Q. Tell us about your time at PKF?
I joined the firm in 2013, straight out of university, and started studying for my ACCA qualification while working at what was then known as the Business Advisory Services team.  After qualifying, and completing an overseas placement at another PKF firm (more on that in a moment!), I was given the opportunity to join the Capital Markets team, alongside Dominic Roberts and Mark Ling.  I spent about a year and half providing financial due diligence and advisory services on a range of M&A and IPO projects, before moving to a venture capital firm in 2019.  The work could be intense at times, as you’d expect, but the buzz that you got when a transaction completed successfully more than made up for it!

Q. What are the highlights from your time here?
My secondment to PKF Hacketts in Australia was an incredible experience.  I had just qualified and was given the chance to spend four months in Brisbane, with the PKF member firm there.  I also got to work on an assignment in Dubai for two weeks during this time.  Life doesn’t get much better than that if you’re a 20-something accountant who enjoys travelling!

Close to home, I’ve fond memories of working on the IPO of RenalytixAI, a healthcare business that uses artificial intelligence to help with the treatment of kidney disease.  This was the first major transaction that I managed on my own from start to finish, so I invested a lot of emotional energy in it.  That’s probably the project of which I’m most proud.  I also enjoyed working on an M&A deal involving a well-known outdoor brand, as that tapped into my love of travel and adventure.  Finally, I have to mention the yoga – inspired by Jane Sheridan and the amazing classes she teaches at PKF, I have since gone on to complete my own teaching qualification. 
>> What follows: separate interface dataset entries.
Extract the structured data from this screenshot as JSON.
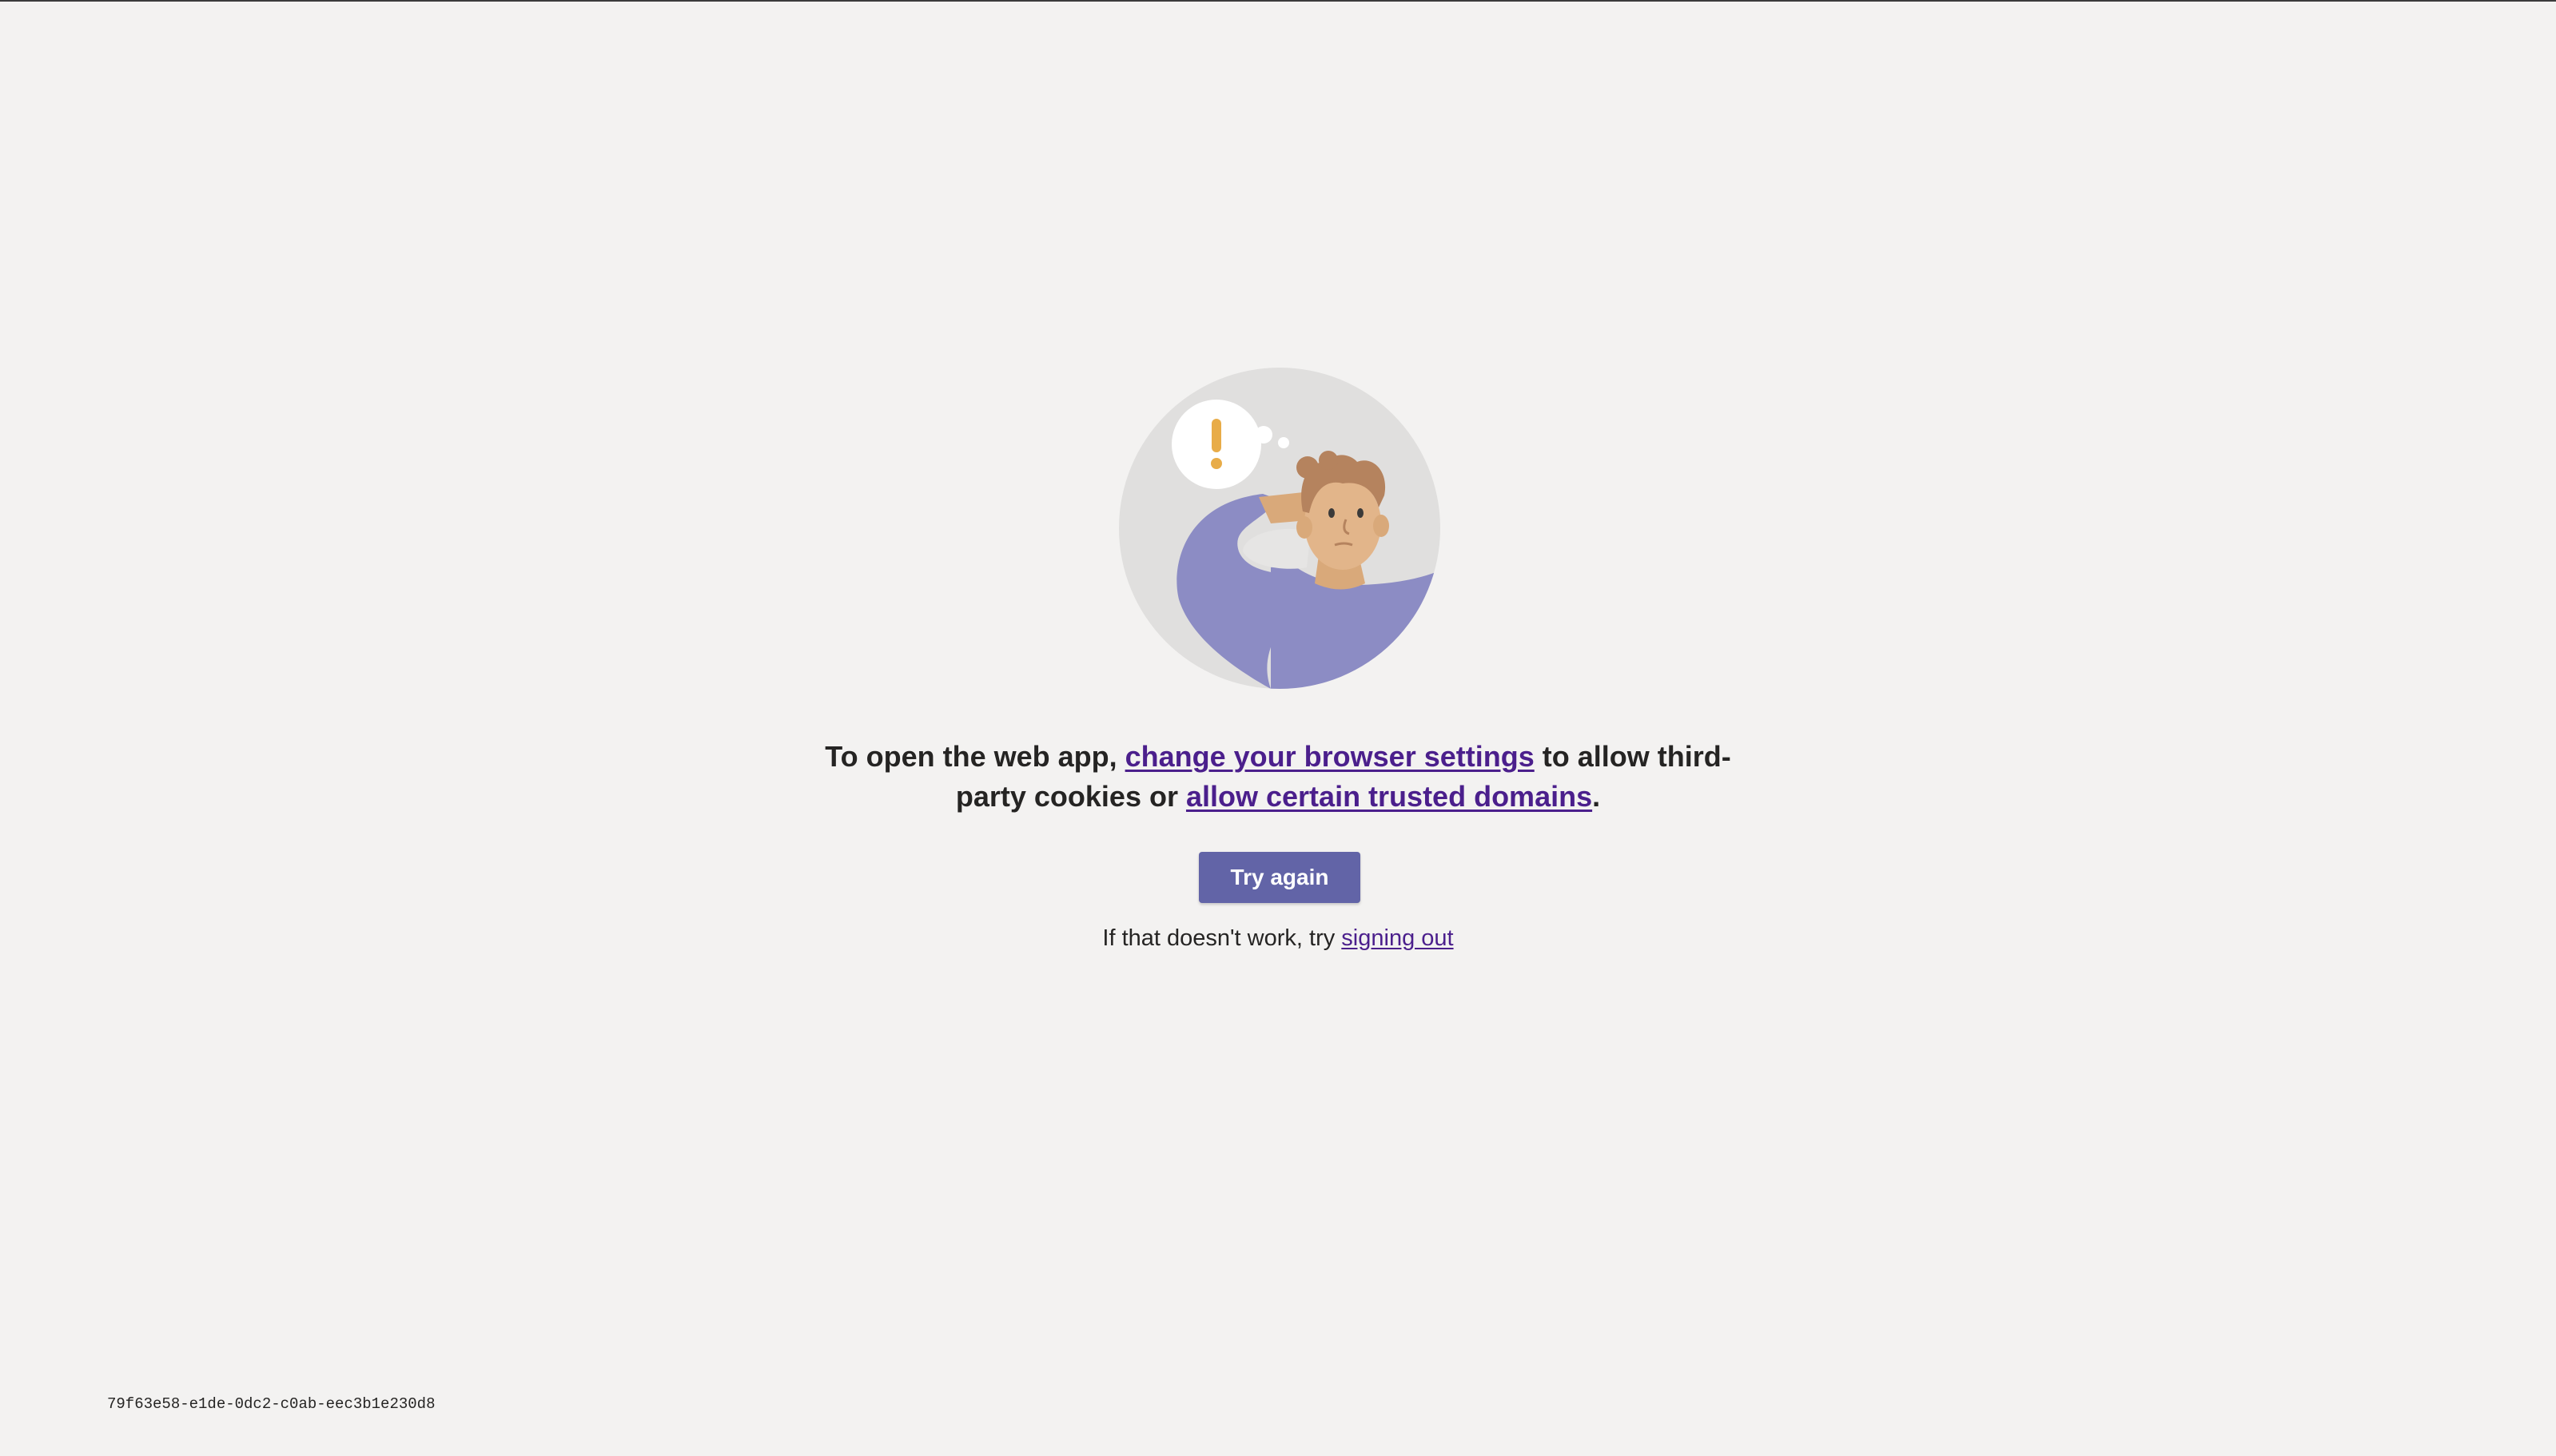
{
  "message": {
    "prefix": "To open the web app, ",
    "link1": "change your browser settings",
    "middle": " to allow third-party cookies or ",
    "link2": "allow certain trusted domains",
    "suffix": "."
  },
  "button": {
    "label": "Try again"
  },
  "hint": {
    "prefix": "If that doesn't work, try ",
    "link": "signing out"
  },
  "footer": {
    "session_id": "79f63e58-e1de-0dc2-c0ab-eec3b1e230d8"
  },
  "colors": {
    "background": "#f3f2f1",
    "accent": "#6264a7",
    "link": "#4b1f8c",
    "exclamation": "#e8ac48",
    "shirt": "#8c8cc4"
  }
}
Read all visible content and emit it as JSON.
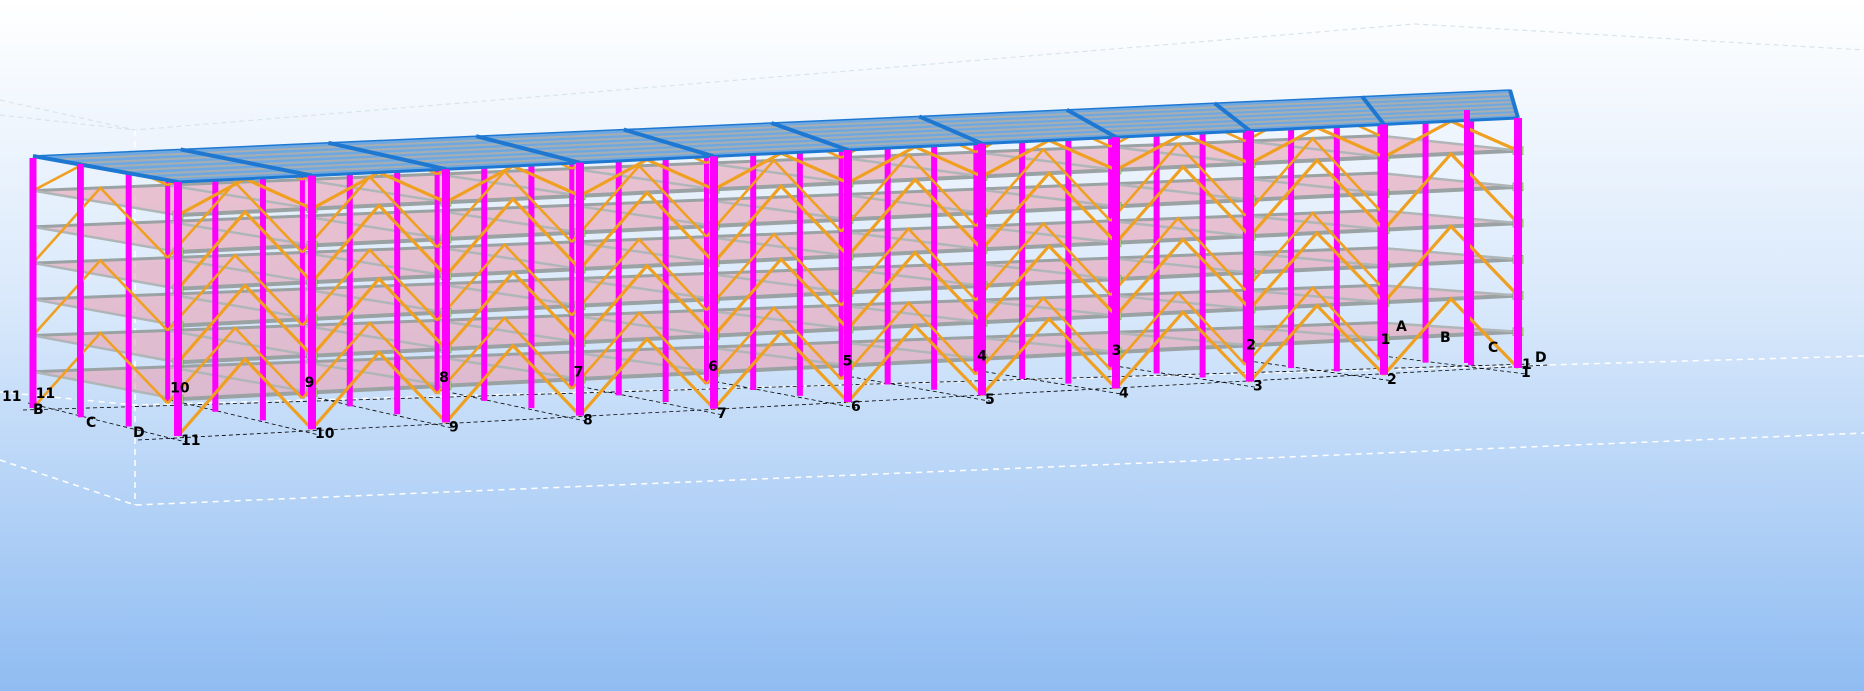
{
  "view": {
    "background_top": "#ffffff",
    "background_bottom": "#8fbcf2",
    "colors": {
      "column": "#ff00ff",
      "bracing": "#f0a020",
      "slab": "#e8a3b4",
      "deck": "#6fa8e0",
      "deck_edge": "#1e78d2",
      "beam": "#9aa2a4",
      "grid_line": "#000000",
      "connection": "#b9e28c"
    }
  },
  "grid": {
    "front_axis_labels": [
      "11",
      "10",
      "9",
      "8",
      "7",
      "6",
      "5",
      "4",
      "3",
      "2",
      "1"
    ],
    "right_end_labels": [
      "A",
      "B",
      "C",
      "D"
    ],
    "left_end_labels": [
      "B",
      "C",
      "D"
    ],
    "end_marker_right": "1",
    "end_marker_left": "11"
  },
  "structure": {
    "bays": 10,
    "floors": 6
  }
}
Q. Where did you go next?
Being in the Capital Markets team meant that I got to work on a steady stream of corporate deals, which was very rewarding.  But I often found myself wondering what the companies did next.  How did the business handle the transition from private to public ownership?  Had the projects that they’d undertaken with the fundraising proceeds been as successful as they’d hoped?   How were the benefits of the merger being realised in practice?  I was trying to work out how I could piece all of these interests together, when I spotted an opportunity in portfolio management at a venture capital firm.  I’ve been at Downing Ventures in the City ever since!

Q. How have the skills you developed at PKF Littlejohn helped you in your new role?
My time in the Capital Markets team taught me to look beyond the numbers – to understand what the financial statements are really telling me about that business’ outlook and begin to develop a broader commercial awareness.  That was a very noticeable change in approach for me, and it’s been incredibly useful during my time at Downing Ventures.

The varied and early responsibility that I got at the firm has helped too. I was encouraged to look at the bigger picture and was trusted to manage the entire project workstream.  That gives you the sort of experience and confidence that I know that many of my friends at the Big Four didn’t receive in their early careers.

Q. What do you miss most about the firm?
It’s a cliché, but I do miss the people.  I also miss the fact that firm has a very strong learning culture.  Everyone is very open to sharing their knowledge so, if you’re curious and keen to learn, you can’t help but soak it up.

Q. How have you found working during lockdown?
I’ve appreciated the opportunity to shut myself away without any distractions when I’ve needed to.  But I’ve also missed the human interaction both from a personal and business perspective.  I sit on the board of a number of companies in which Downing Ventures invests, and it quickly became clear that board meetings on Zoom are not always as productive as face-to-face gatherings.  You’re not able to read the room as effectively or pick up on non verbal cues – plus you miss out on those side conversations before and after the meetings that can sometimes be more valuable than the meeting itself.

Q. Once lockdown finishes and you’re able to travel anywhere you want, where will you go first?
Yosemite National Park in the US.  I’ve wanted to go for a while and even have a jumper with ‘Yosemite’ on it. I’m owed a lot of leave, so fingers crossed…